Francis and William Crossley bought out the engineering company of John M Dunlop in Manchester in 1867 to form Crossley Brothers. The Coptic Cross was chosen as an emblem for the company in celebration of the brothers Christianity. Crossley brothers bought rights to the Otto four stroke engine, and in 1896 the acquired rights to the Diesel engine as well. In 1901 Crossley started manufacture of petrol engines in Manchester and in 1905 Leyland lorries used these engines. To concentrate on vehicle production Crossley Motors was founded in 1906. Engine production carried on separately until the 1960s. Car production started in 1907 with some very large-engined models before designers AW Reeves and GH Woods designed a 12/14hp model in 1909 and this would become the 15hp in 1910. A 20hp 4,500cc model was introduced in 1909 and this evolved into the 20/25 which became the mainstay of Crossley production through the War years until 1926. A new 19.6hp Crossley with a 3.8-litre engine evolved into the sporting 20/70. A new 14hp (actually 15.6) was launched in 1923, and in 1925 the first Crossley Six engine was launched as the 18/50. and then upgraded to the 3.2-litre 20.9 in 1927. A smaller 1,990cc six cylinder 15.7hp car was introduced in 1928 and from this the hotter 2-litre Sports model was produced; the Lagonda 16/80 used a version of this engine. Crossley couldn't compete with other car manufacturers during the 1930s and stopped car production in 1937 in favour of othere businesses. Commercial vehicle production relied on military orders and did not restart after WWII. Crossley buses continued until they sold out to AEC in 1948 and became part of ACV (Associated Commercial Vehicles).

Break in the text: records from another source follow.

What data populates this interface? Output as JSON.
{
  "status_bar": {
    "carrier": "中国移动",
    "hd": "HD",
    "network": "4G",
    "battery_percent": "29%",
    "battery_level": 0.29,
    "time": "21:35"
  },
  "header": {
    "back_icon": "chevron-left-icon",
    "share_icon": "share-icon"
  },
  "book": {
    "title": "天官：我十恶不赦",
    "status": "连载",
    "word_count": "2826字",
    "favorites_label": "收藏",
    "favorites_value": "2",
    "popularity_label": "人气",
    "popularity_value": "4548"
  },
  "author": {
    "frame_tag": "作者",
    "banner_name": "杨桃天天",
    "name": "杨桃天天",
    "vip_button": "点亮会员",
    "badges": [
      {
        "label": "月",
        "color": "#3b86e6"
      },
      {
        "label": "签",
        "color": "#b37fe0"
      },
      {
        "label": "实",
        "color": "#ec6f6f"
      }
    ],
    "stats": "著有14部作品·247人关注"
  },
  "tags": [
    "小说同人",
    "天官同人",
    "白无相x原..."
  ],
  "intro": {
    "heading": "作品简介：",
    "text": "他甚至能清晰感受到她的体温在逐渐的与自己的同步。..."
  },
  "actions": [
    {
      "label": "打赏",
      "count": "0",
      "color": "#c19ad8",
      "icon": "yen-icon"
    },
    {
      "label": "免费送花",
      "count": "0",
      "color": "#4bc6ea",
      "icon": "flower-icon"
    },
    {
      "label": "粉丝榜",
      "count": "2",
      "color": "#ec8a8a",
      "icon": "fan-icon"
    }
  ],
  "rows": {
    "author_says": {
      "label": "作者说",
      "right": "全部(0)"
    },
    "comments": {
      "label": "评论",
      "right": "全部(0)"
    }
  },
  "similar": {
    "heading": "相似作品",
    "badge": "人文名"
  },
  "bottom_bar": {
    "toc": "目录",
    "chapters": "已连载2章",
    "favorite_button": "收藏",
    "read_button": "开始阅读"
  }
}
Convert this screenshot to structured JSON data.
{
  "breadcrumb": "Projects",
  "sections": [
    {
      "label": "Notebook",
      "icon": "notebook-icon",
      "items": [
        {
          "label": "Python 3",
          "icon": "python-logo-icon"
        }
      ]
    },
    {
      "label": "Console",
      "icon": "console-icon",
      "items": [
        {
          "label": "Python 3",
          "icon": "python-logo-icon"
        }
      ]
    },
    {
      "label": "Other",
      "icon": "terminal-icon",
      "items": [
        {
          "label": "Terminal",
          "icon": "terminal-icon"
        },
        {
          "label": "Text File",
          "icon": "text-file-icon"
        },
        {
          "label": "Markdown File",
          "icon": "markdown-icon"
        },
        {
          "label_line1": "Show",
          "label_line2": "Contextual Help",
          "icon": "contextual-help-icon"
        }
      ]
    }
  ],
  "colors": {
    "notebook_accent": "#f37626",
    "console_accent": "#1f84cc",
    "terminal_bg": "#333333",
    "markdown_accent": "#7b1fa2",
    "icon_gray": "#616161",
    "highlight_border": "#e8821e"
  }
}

Crossley 14hp 1924 - badge on radiator. The design is based on a Coptic Cross, chosen to mark the Christian beliefs of the Crossley brothers.
Crossley 14hp 1924. This has a 3-door Tourer body (by Crossley). The engine was a 2,388cc 4-cylinder 31bhp unit rated at 15.6 but sold as a 12/14 or a 14. It was produced from 1922 until 1927 and approximately 5,500 were sold
Crossley 15/30 1925 4-door saloon. The Crossley Fourteen (or 12/14) was launched in 1922, and named the '15/30' for export markets. Its 2,388cc 4-cylinder sidevalve engine was actually rated at 15.7hp. In 1925 and 1926 a vee-screen 4-door sedan was offered.
Crossley 15.7 1929 Sportsman FHC. Power came from a 1,991cc inline six 45bhp engine
Crossley 19.6 1923. Launched at Olympia in 1920, the 19.6 was sold from 1921 to 1926 with 1150 cars leaving the factory. A 4-cylinder monobloc side valve engine rated at 19.6 powered this car. This car wears a 5-seater Tourer body.
Crossley 2-litre Sports 1930. A tuned (62bhp) version of the 15.7hp 1,991cc six cylinder engine (45bhp). The engine of this Crossley was also used in the Lagonda 16/80
Crossley 20.9 1927. A 6-cylinder ohv 2,986cc engine with 4-speed gearbox.
Crossley 25/30 1919 RFC Tender. Called the 'WO' by Crossley (and 'Type-J' by the War Office, 6,000 were sold with a variety of bodies. Powered by a 4,531cc 4-cylinder sv 40bhp engine and built on a 126-inch wheelbase. A more powerful version of the same engine was used for the postwar 25/30.
Crossley DD42 1952 Bus. Powered by a 8600cc Crossley HOE7 Diesel engine. The prototype DD42 was built in 1944 and production ran from 1945 to 1952 with 1100 being made. This Derby Corporation has coachwork by Brush.
Crossley Regis 1939. Originally fitted with an 1122cc Coventry-Climax engine. Body designed by Charles Beauvais.
Crossley Ten 1931 Family Saloon. 1500 Crossley Tens were made between 1931 and 1934, powered by a Coventry Climax type OC 1122 cc engine